#### Exercise requirements:
Images stay out; everything else in the records is to be set down exactly.

#### Data:

---

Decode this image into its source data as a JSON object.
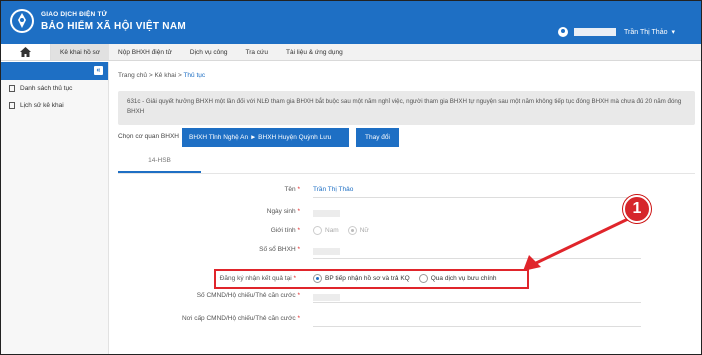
{
  "header": {
    "org_line1": "GIAO DỊCH ĐIỆN TỬ",
    "org_line2": "BẢO HIỂM XÃ HỘI VIỆT NAM",
    "user_name": "Trần Thị Thảo"
  },
  "nav": {
    "items": [
      "Kê khai hồ sơ",
      "Nộp BHXH điện tử",
      "Dịch vụ công",
      "Tra cứu",
      "Tài liệu & ứng dụng"
    ]
  },
  "sidebar": {
    "items": [
      "Danh sách thủ tục",
      "Lịch sử kê khai"
    ]
  },
  "breadcrumb": {
    "home": "Trang chủ",
    "sep": ">",
    "section": "Kê khai",
    "current": "Thủ tục"
  },
  "description": "631c - Giải quyết hưởng BHXH một lần đối với NLĐ tham gia BHXH bắt buộc sau một năm nghỉ việc, người tham gia BHXH tự nguyện sau một năm không tiếp tục đóng BHXH mà chưa đủ 20 năm đóng BHXH",
  "agency": {
    "label": "Chọn cơ quan BHXH",
    "value": "BHXH Tỉnh Nghệ An ► BHXH Huyện Quỳnh Lưu",
    "change_button": "Thay đổi"
  },
  "tab": {
    "label": "14-HSB"
  },
  "form": {
    "name_label": "Tên",
    "name_value": "Trần Thị Thảo",
    "dob_label": "Ngày sinh",
    "gender_label": "Giới tính",
    "gender_options": [
      "Nam",
      "Nữ"
    ],
    "gender_selected": "Nữ",
    "bhxh_label": "Số sổ BHXH",
    "receive_label": "Đăng ký nhận kết quả tại",
    "receive_options": [
      "BP tiếp nhận hồ sơ và trả KQ",
      "Qua dịch vụ bưu chính"
    ],
    "receive_selected": "BP tiếp nhận hồ sơ và trả KQ",
    "id_label": "Số CMND/Hộ chiếu/Thẻ căn cước",
    "issue_label": "Nơi cấp CMND/Hộ chiếu/Thẻ căn cước",
    "required_mark": "*"
  },
  "annotation": {
    "badge_number": "1",
    "color": "#e0252b"
  },
  "colors": {
    "primary": "#1e6fc4",
    "required": "#dd2222"
  }
}
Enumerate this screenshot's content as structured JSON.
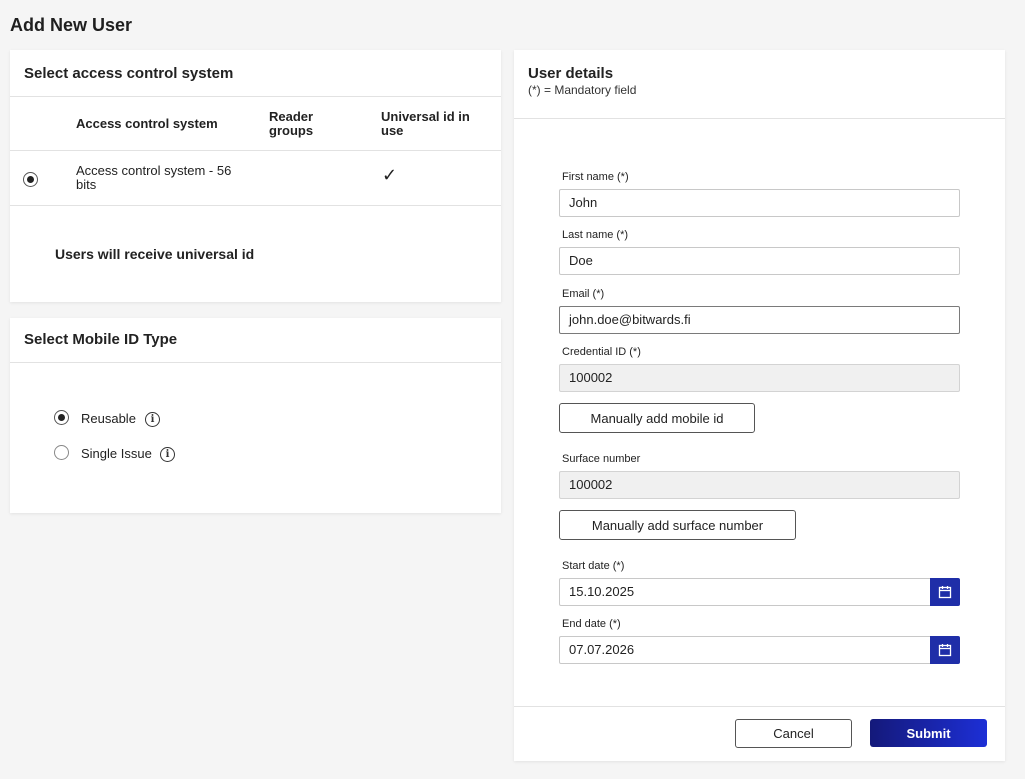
{
  "page": {
    "title": "Add New User"
  },
  "access_control": {
    "title": "Select access control system",
    "columns": [
      "Access control system",
      "Reader groups",
      "Universal id in use"
    ],
    "rows": [
      {
        "selected": true,
        "system": "Access control system - 56 bits",
        "reader_groups": "",
        "universal_id": "✓"
      }
    ],
    "note": "Users will receive universal id"
  },
  "mobile_id": {
    "title": "Select Mobile ID Type",
    "options": [
      {
        "label": "Reusable",
        "selected": true,
        "icon": "info-icon"
      },
      {
        "label": "Single Issue",
        "selected": false,
        "icon": "info-icon"
      }
    ]
  },
  "user_details": {
    "title": "User details",
    "subtitle": "(*) = Mandatory field",
    "fields": {
      "first_name": {
        "label": "First name (*)",
        "value": "John"
      },
      "last_name": {
        "label": "Last name (*)",
        "value": "Doe"
      },
      "email": {
        "label": "Email (*)",
        "value": "john.doe@bitwards.fi"
      },
      "credential_id": {
        "label": "Credential ID (*)",
        "value": "100002"
      },
      "surface_number": {
        "label": "Surface number",
        "value": "100002"
      },
      "start_date": {
        "label": "Start date (*)",
        "value": "15.10.2025"
      },
      "end_date": {
        "label": "End date (*)",
        "value": "07.07.2026"
      }
    },
    "buttons": {
      "add_mobile_id": "Manually add mobile id",
      "add_surface_number": "Manually add surface number",
      "cancel": "Cancel",
      "submit": "Submit"
    }
  },
  "colors": {
    "accent": "#1f2ea8",
    "submit_gradient_start": "#14197a",
    "submit_gradient_end": "#1d2fd6"
  }
}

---

#### Task response:
Decode this image into its source data as a JSON object.
{
  "header": {
    "org_line1": "GIAO DỊCH ĐIỆN TỬ",
    "org_line2": "BẢO HIỂM XÃ HỘI VIỆT NAM",
    "user_name": "Trần Thị Thảo"
  },
  "nav": {
    "items": [
      "Kê khai hồ sơ",
      "Nộp BHXH điện tử",
      "Dịch vụ công",
      "Tra cứu",
      "Tài liệu & ứng dụng"
    ]
  },
  "sidebar": {
    "items": [
      "Danh sách thủ tục",
      "Lịch sử kê khai"
    ]
  },
  "breadcrumb": {
    "home": "Trang chủ",
    "sep": ">",
    "section": "Kê khai",
    "current": "Thủ tục"
  },
  "description": "631c - Giải quyết hưởng BHXH một lần đối với NLĐ tham gia BHXH bắt buộc sau một năm nghỉ việc, người tham gia BHXH tự nguyện sau một năm không tiếp tục đóng BHXH mà chưa đủ 20 năm đóng BHXH",
  "agency": {
    "label": "Chọn cơ quan BHXH",
    "value": "BHXH Tỉnh Nghệ An ► BHXH Huyện Quỳnh Lưu",
    "change_button": "Thay đổi"
  },
  "tab": {
    "label": "14-HSB"
  },
  "form": {
    "name_label": "Tên",
    "name_value": "Trần Thị Thảo",
    "dob_label": "Ngày sinh",
    "gender_label": "Giới tính",
    "gender_options": [
      "Nam",
      "Nữ"
    ],
    "gender_selected": "Nữ",
    "bhxh_label": "Số sổ BHXH",
    "receive_label": "Đăng ký nhận kết quả tại",
    "receive_options": [
      "BP tiếp nhận hồ sơ và trả KQ",
      "Qua dịch vụ bưu chính"
    ],
    "receive_selected": "BP tiếp nhận hồ sơ và trả KQ",
    "id_label": "Số CMND/Hộ chiếu/Thẻ căn cước",
    "issue_label": "Nơi cấp CMND/Hộ chiếu/Thẻ căn cước",
    "required_mark": "*"
  },
  "annotation": {
    "badge_number": "1",
    "color": "#e0252b"
  },
  "colors": {
    "primary": "#1e6fc4",
    "required": "#dd2222"
  }
}
Enumerate this screenshot's content as structured JSON.
{
  "page": {
    "title": "Add New User"
  },
  "access_control": {
    "title": "Select access control system",
    "columns": [
      "Access control system",
      "Reader groups",
      "Universal id in use"
    ],
    "rows": [
      {
        "selected": true,
        "system": "Access control system - 56 bits",
        "reader_groups": "",
        "universal_id": "✓"
      }
    ],
    "note": "Users will receive universal id"
  },
  "mobile_id": {
    "title": "Select Mobile ID Type",
    "options": [
      {
        "label": "Reusable",
        "selected": true,
        "icon": "info-icon"
      },
      {
        "label": "Single Issue",
        "selected": false,
        "icon": "info-icon"
      }
    ]
  },
  "user_details": {
    "title": "User details",
    "subtitle": "(*) = Mandatory field",
    "fields": {
      "first_name": {
        "label": "First name (*)",
        "value": "John"
      },
      "last_name": {
        "label": "Last name (*)",
        "value": "Doe"
      },
      "email": {
        "label": "Email (*)",
        "value": "john.doe@bitwards.fi"
      },
      "credential_id": {
        "label": "Credential ID (*)",
        "value": "100002"
      },
      "surface_number": {
        "label": "Surface number",
        "value": "100002"
      },
      "start_date": {
        "label": "Start date (*)",
        "value": "15.10.2025"
      },
      "end_date": {
        "label": "End date (*)",
        "value": "07.07.2026"
      }
    },
    "buttons": {
      "add_mobile_id": "Manually add mobile id",
      "add_surface_number": "Manually add surface number",
      "cancel": "Cancel",
      "submit": "Submit"
    }
  },
  "colors": {
    "accent": "#1f2ea8",
    "submit_gradient_start": "#14197a",
    "submit_gradient_end": "#1d2fd6"
  }
}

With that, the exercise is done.